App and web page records
Content starts

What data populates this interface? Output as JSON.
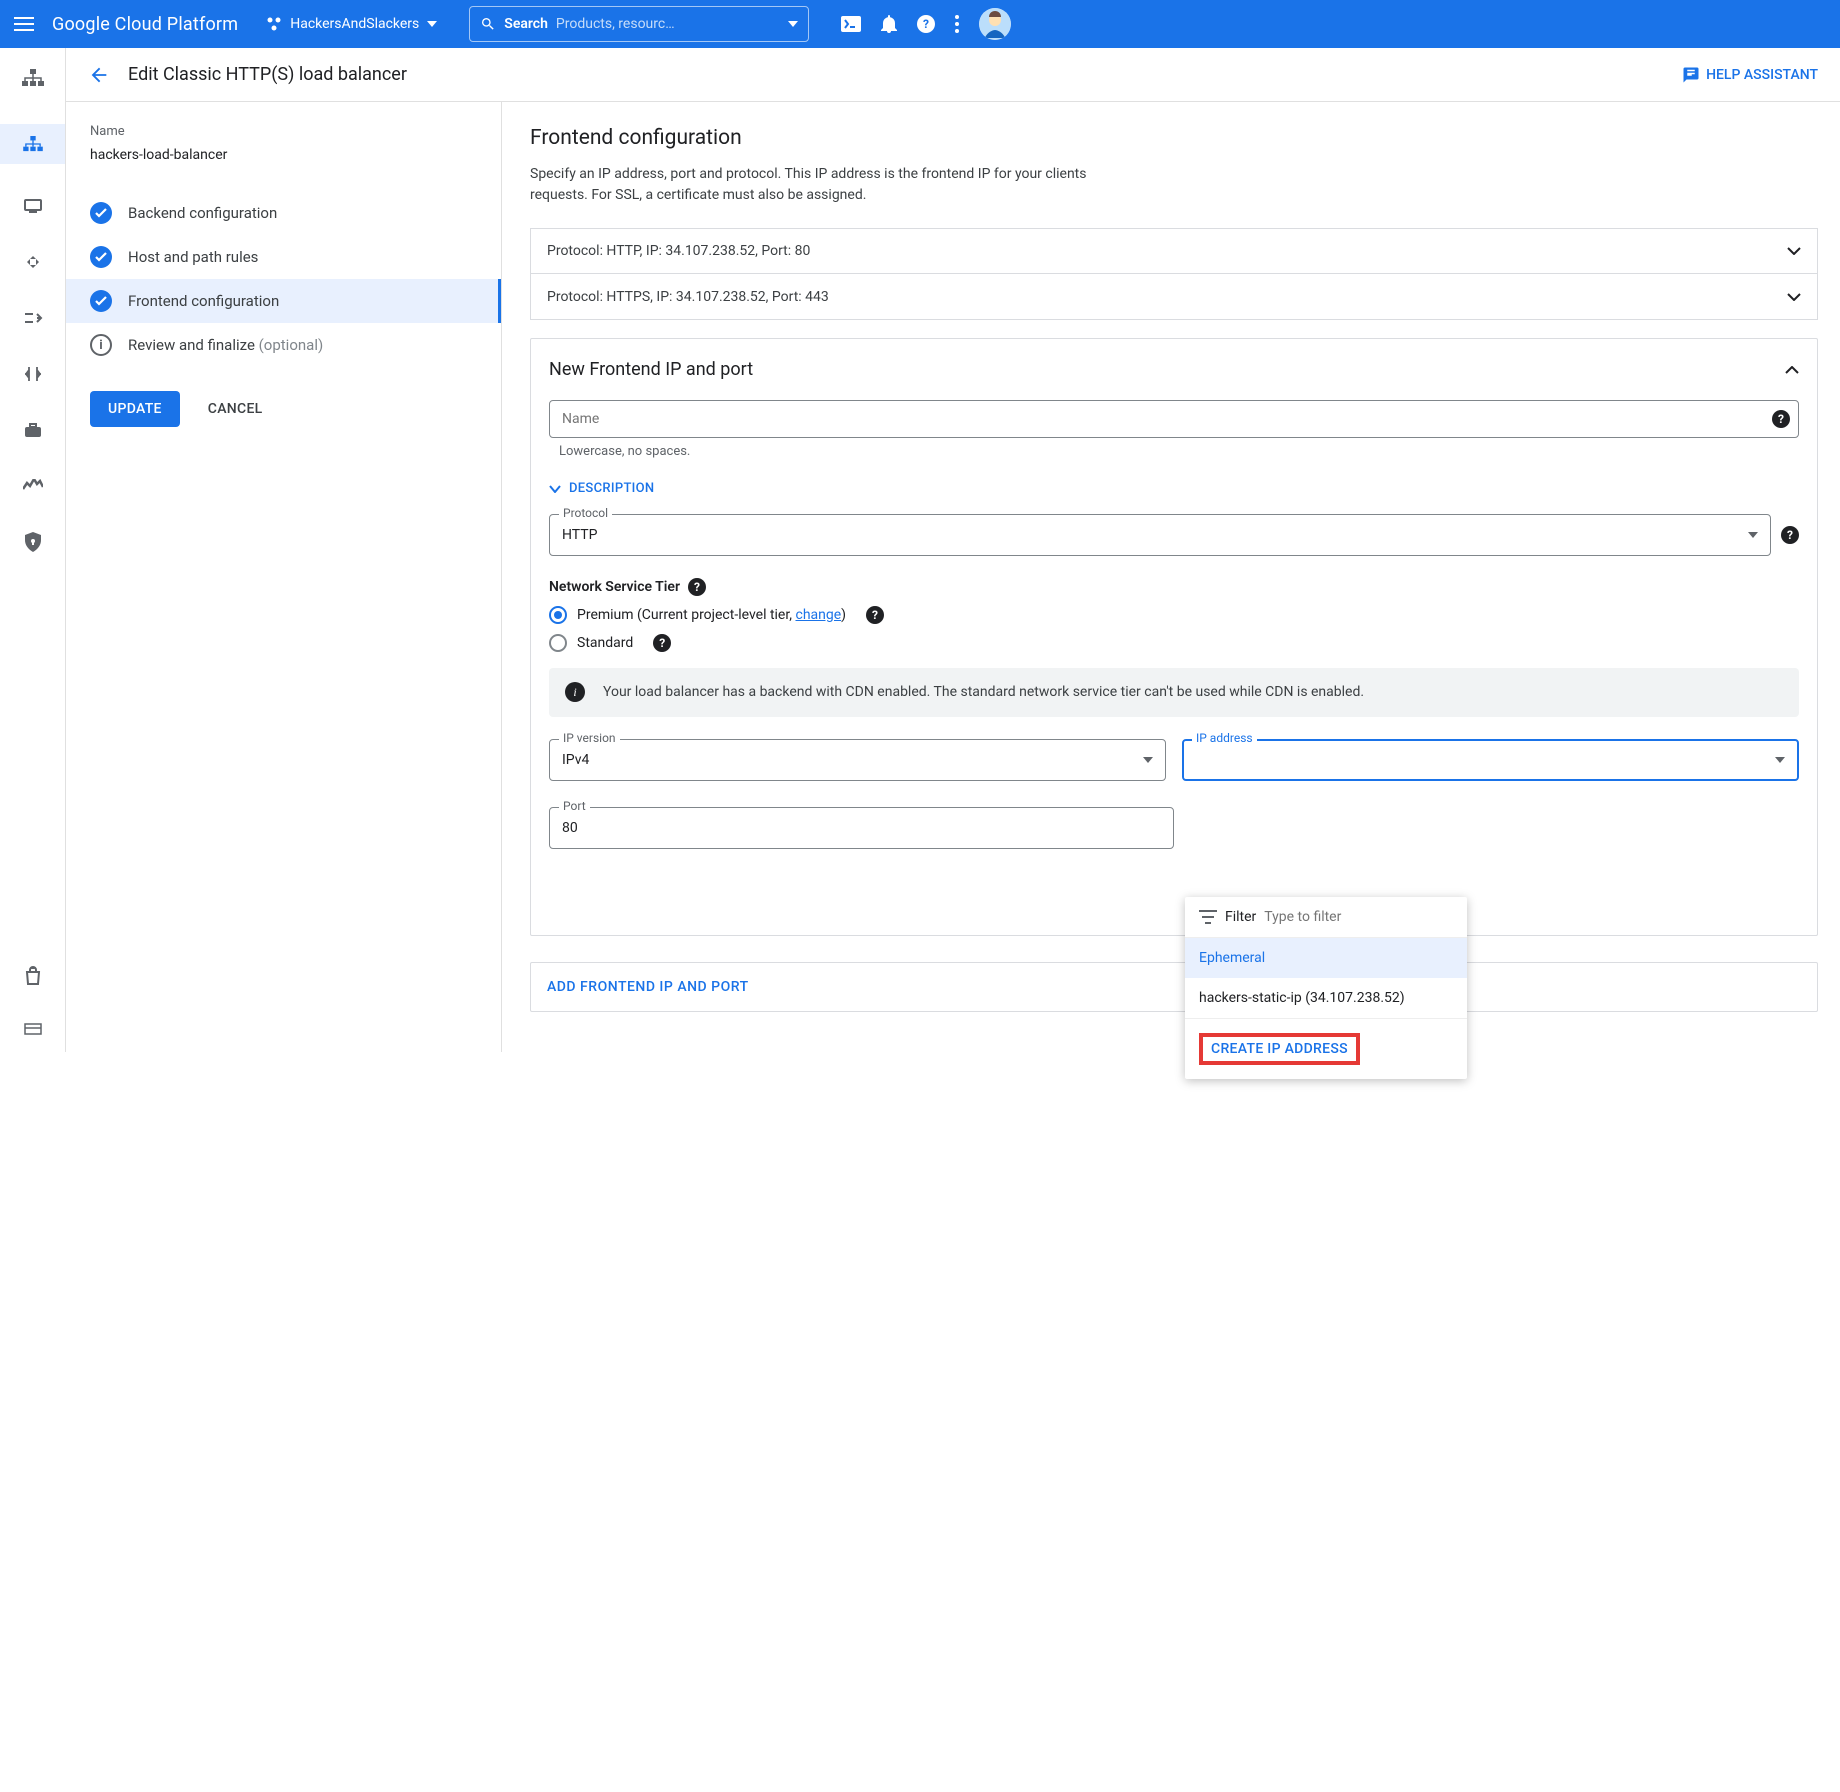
{
  "topbar": {
    "logo": "Google Cloud Platform",
    "project": "HackersAndSlackers",
    "search_label": "Search",
    "search_placeholder": "Products, resourc…"
  },
  "page": {
    "title": "Edit Classic HTTP(S) load balancer",
    "help_assistant": "HELP ASSISTANT"
  },
  "left": {
    "name_label": "Name",
    "name_value": "hackers-load-balancer",
    "steps": {
      "backend": "Backend configuration",
      "hostpath": "Host and path rules",
      "frontend": "Frontend configuration",
      "review": "Review and finalize",
      "review_optional": "(optional)"
    },
    "update": "UPDATE",
    "cancel": "CANCEL"
  },
  "right": {
    "heading": "Frontend configuration",
    "description": "Specify an IP address, port and protocol. This IP address is the frontend IP for your clients requests. For SSL, a certificate must also be assigned.",
    "rows": {
      "http": "Protocol: HTTP, IP: 34.107.238.52, Port: 80",
      "https": "Protocol: HTTPS, IP: 34.107.238.52, Port: 443"
    },
    "panel_title": "New Frontend IP and port",
    "name_placeholder": "Name",
    "name_helper": "Lowercase, no spaces.",
    "description_toggle": "DESCRIPTION",
    "protocol_label": "Protocol",
    "protocol_value": "HTTP",
    "tier_heading": "Network Service Tier",
    "tier_premium_prefix": "Premium (Current project-level tier, ",
    "tier_premium_link": "change",
    "tier_premium_suffix": ")",
    "tier_standard": "Standard",
    "cdn_notice": "Your load balancer has a backend with CDN enabled. The standard network service tier can't be used while CDN is enabled.",
    "ipver_label": "IP version",
    "ipver_value": "IPv4",
    "ipaddr_label": "IP address",
    "port_label": "Port",
    "port_value": "80",
    "add_frontend": "ADD FRONTEND IP AND PORT"
  },
  "dropdown": {
    "filter_label": "Filter",
    "filter_placeholder": "Type to filter",
    "option_ephemeral": "Ephemeral",
    "option_static": "hackers-static-ip (34.107.238.52)",
    "create": "CREATE IP ADDRESS"
  }
}
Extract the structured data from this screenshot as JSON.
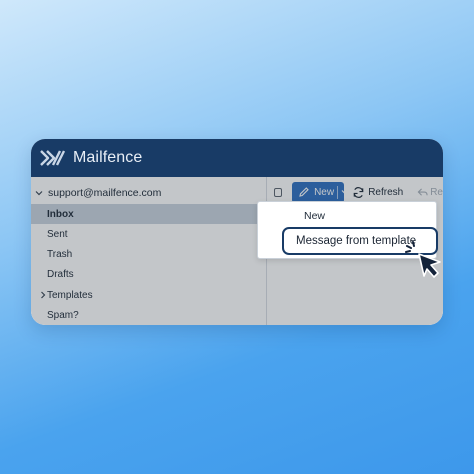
{
  "app": {
    "brand": "Mailfence",
    "logo_icon": "mailfence-logo-icon"
  },
  "sidebar": {
    "account": "support@mailfence.com",
    "items": [
      {
        "label": "Inbox",
        "active": true
      },
      {
        "label": "Sent"
      },
      {
        "label": "Trash"
      },
      {
        "label": "Drafts"
      },
      {
        "label": "Templates",
        "collapsed": true
      },
      {
        "label": "Spam?"
      }
    ]
  },
  "toolbar": {
    "new_label": "New",
    "refresh_label": "Refresh",
    "reply_label": "Re"
  },
  "dropdown": {
    "items": [
      {
        "label": "New"
      },
      {
        "label": "Message from template",
        "highlighted": true
      }
    ]
  },
  "colors": {
    "titlebar": "#183b66",
    "primary_button": "#2f6fc1",
    "active_item": "#cad3de",
    "background_gradient_start": "#cfe8fb",
    "background_gradient_end": "#3d98eb"
  }
}
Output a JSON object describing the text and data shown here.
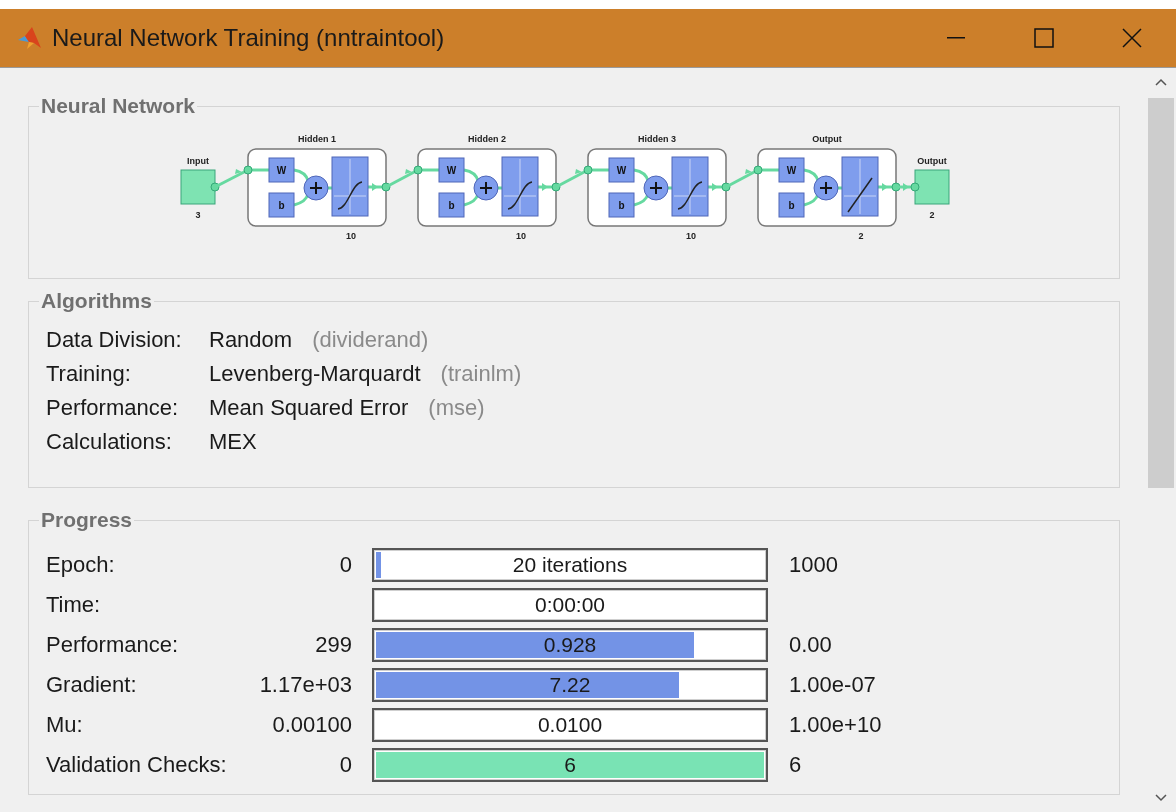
{
  "window": {
    "title": "Neural Network Training (nntraintool)"
  },
  "network": {
    "title": "Neural Network",
    "input": {
      "label": "Input",
      "size": "3"
    },
    "layers": [
      {
        "name": "Hidden 1",
        "size": "10",
        "weight": "W",
        "bias": "b",
        "kind": "sigmoid"
      },
      {
        "name": "Hidden 2",
        "size": "10",
        "weight": "W",
        "bias": "b",
        "kind": "sigmoid"
      },
      {
        "name": "Hidden 3",
        "size": "10",
        "weight": "W",
        "bias": "b",
        "kind": "sigmoid"
      },
      {
        "name": "Output",
        "size": "2",
        "weight": "W",
        "bias": "b",
        "kind": "linear"
      }
    ],
    "output": {
      "label": "Output",
      "size": "2"
    }
  },
  "algorithms": {
    "title": "Algorithms",
    "rows": [
      {
        "label": "Data Division:",
        "value": "Random",
        "function": "(dividerand)"
      },
      {
        "label": "Training:",
        "value": "Levenberg-Marquardt",
        "function": "(trainlm)"
      },
      {
        "label": "Performance:",
        "value": "Mean Squared Error",
        "function": "(mse)"
      },
      {
        "label": "Calculations:",
        "value": "MEX"
      }
    ]
  },
  "progress": {
    "title": "Progress",
    "rows": [
      {
        "label": "Epoch:",
        "start": "0",
        "value": "20 iterations",
        "level": 0.012,
        "kind": "measure",
        "end": "1000"
      },
      {
        "label": "Time:",
        "value": "0:00:00",
        "level": 0,
        "kind": "measure"
      },
      {
        "label": "Performance:",
        "start": "299",
        "value": "0.928",
        "level": 0.82,
        "kind": "measure",
        "end": "0.00"
      },
      {
        "label": "Gradient:",
        "start": "1.17e+03",
        "value": "7.22",
        "level": 0.78,
        "kind": "measure",
        "end": "1.00e-07"
      },
      {
        "label": "Mu:",
        "start": "0.00100",
        "value": "0.0100",
        "level": 0,
        "kind": "measure",
        "end": "1.00e+10"
      },
      {
        "label": "Validation Checks:",
        "start": "0",
        "value": "6",
        "level": 1,
        "kind": "check",
        "end": "6"
      }
    ]
  }
}
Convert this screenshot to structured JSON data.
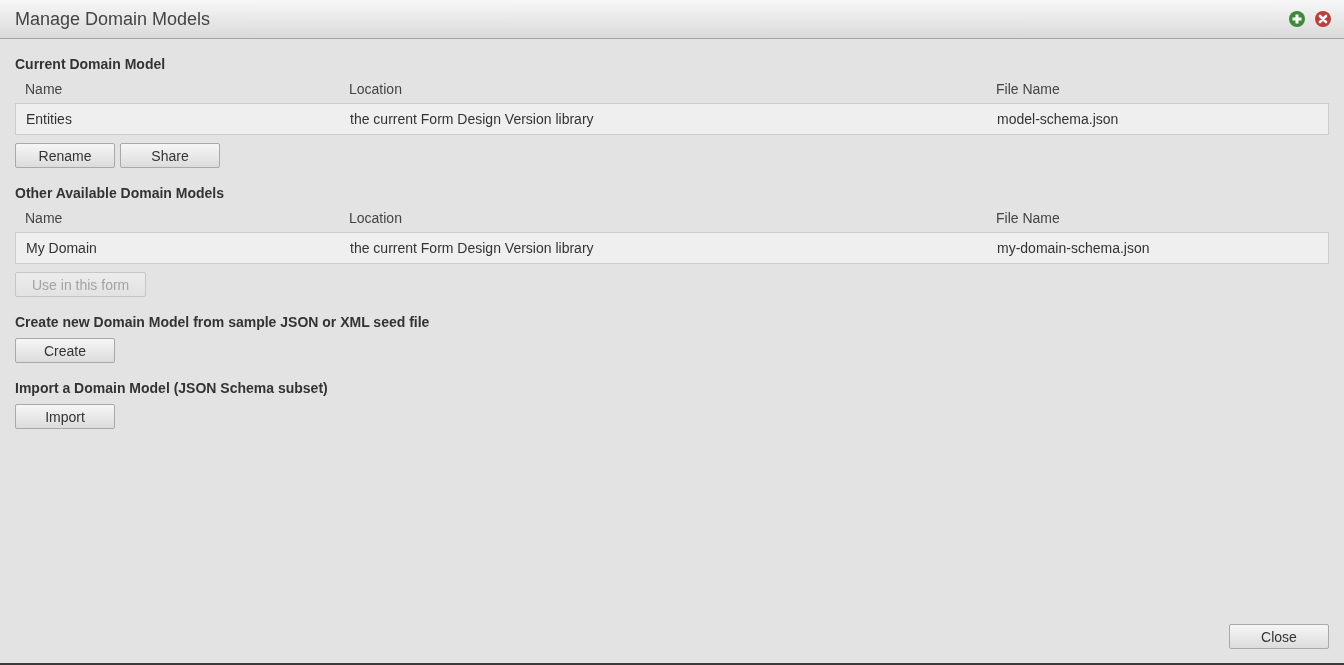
{
  "window": {
    "title": "Manage Domain Models"
  },
  "sections": [
    {
      "kind": "table",
      "heading": "Current Domain Model",
      "columns": [
        "Name",
        "Location",
        "File Name"
      ],
      "rows": [
        [
          "Entities",
          "the current Form Design Version library",
          "model-schema.json"
        ]
      ],
      "buttons": [
        {
          "label": "Rename",
          "disabled": false
        },
        {
          "label": "Share",
          "disabled": false
        }
      ]
    },
    {
      "kind": "table",
      "heading": "Other Available Domain Models",
      "columns": [
        "Name",
        "Location",
        "File Name"
      ],
      "rows": [
        [
          "My Domain",
          "the current Form Design Version library",
          "my-domain-schema.json"
        ]
      ],
      "buttons": [
        {
          "label": "Use in this form",
          "disabled": true
        }
      ]
    },
    {
      "kind": "action",
      "heading": "Create new Domain Model from sample JSON or XML seed file",
      "buttons": [
        {
          "label": "Create",
          "disabled": false
        }
      ]
    },
    {
      "kind": "action",
      "heading": "Import a Domain Model (JSON Schema subset)",
      "buttons": [
        {
          "label": "Import",
          "disabled": false
        }
      ]
    }
  ],
  "footer": {
    "buttons": [
      {
        "label": "Close",
        "disabled": false
      }
    ]
  }
}
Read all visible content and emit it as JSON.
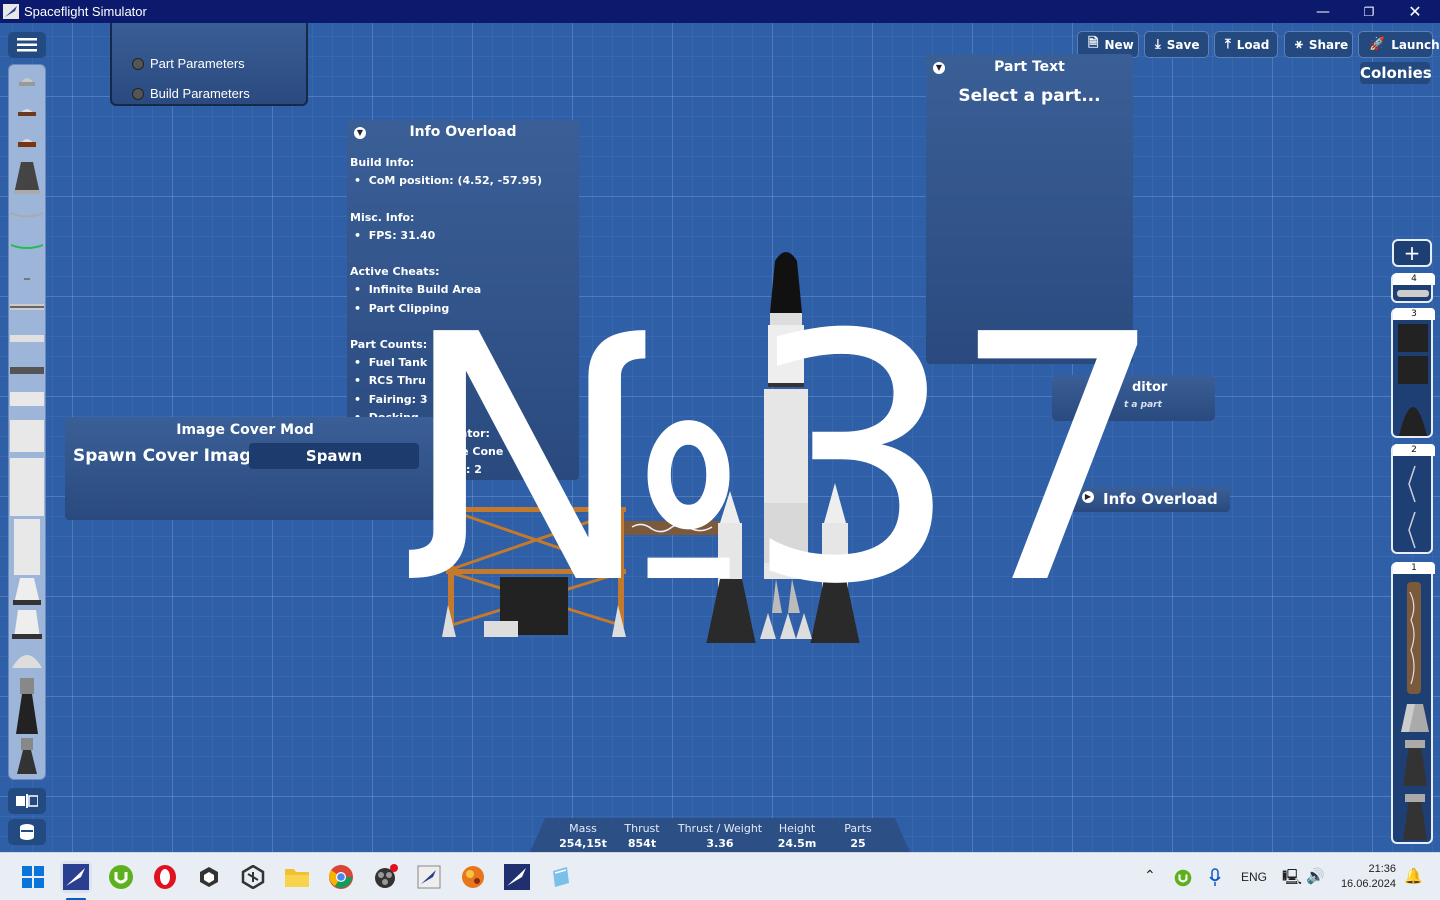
{
  "window": {
    "title": "Spaceflight Simulator"
  },
  "toolbar": {
    "new_label": "New",
    "save_label": "Save",
    "load_label": "Load",
    "share_label": "Share",
    "launch_label": "Launch",
    "colonies_label": "Colonies"
  },
  "settings_menu": {
    "items": [
      "Part Parameters",
      "Build Parameters"
    ]
  },
  "info_panel": {
    "title": "Info Overload",
    "build_info_heading": "Build Info:",
    "com_position": "CoM position: (4.52, -57.95)",
    "misc_heading": "Misc. Info:",
    "fps": "FPS: 31.40",
    "cheats_heading": "Active Cheats:",
    "cheats": [
      "Infinite Build Area",
      "Part Clipping"
    ],
    "counts_heading": "Part Counts:",
    "counts": [
      "Fuel Tank",
      "RCS Thru",
      "Fairing: 3",
      "Docking",
      "Side Tru",
      "ose Cone",
      "ine: 2"
    ],
    "separator_fragment": "arator:",
    "docking_fragment": "2"
  },
  "part_text_panel": {
    "title": "Part Text",
    "body": "Select a part..."
  },
  "editor_panel": {
    "title": "ditor",
    "subtitle": "t a part"
  },
  "info_overload_button": {
    "label": "Info Overload"
  },
  "image_cover_panel": {
    "title": "Image Cover Mod",
    "spawn_text": "Spawn Cover Image",
    "spawn_button": "Spawn"
  },
  "overlay": {
    "text": "№37"
  },
  "stats": {
    "mass_label": "Mass",
    "mass_value": "254,15t",
    "thrust_label": "Thrust",
    "thrust_value": "854t",
    "tw_label": "Thrust / Weight",
    "tw_value": "3.36",
    "height_label": "Height",
    "height_value": "24.5m",
    "parts_label": "Parts",
    "parts_value": "25"
  },
  "stages": [
    "4",
    "3",
    "2",
    "1"
  ],
  "taskbar": {
    "language": "ENG",
    "time": "21:36",
    "date": "16.06.2024"
  },
  "colors": {
    "background": "#2f5fa6",
    "titlebar": "#0c1a6e",
    "panel": "#2a4a7f",
    "taskbar": "#e9edf4"
  }
}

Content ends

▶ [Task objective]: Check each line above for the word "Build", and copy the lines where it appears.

▶ [Result for this exercise]:
      "Build Parameters"
    "build_info_heading": "Build Info:",
      "Infinite Build Area",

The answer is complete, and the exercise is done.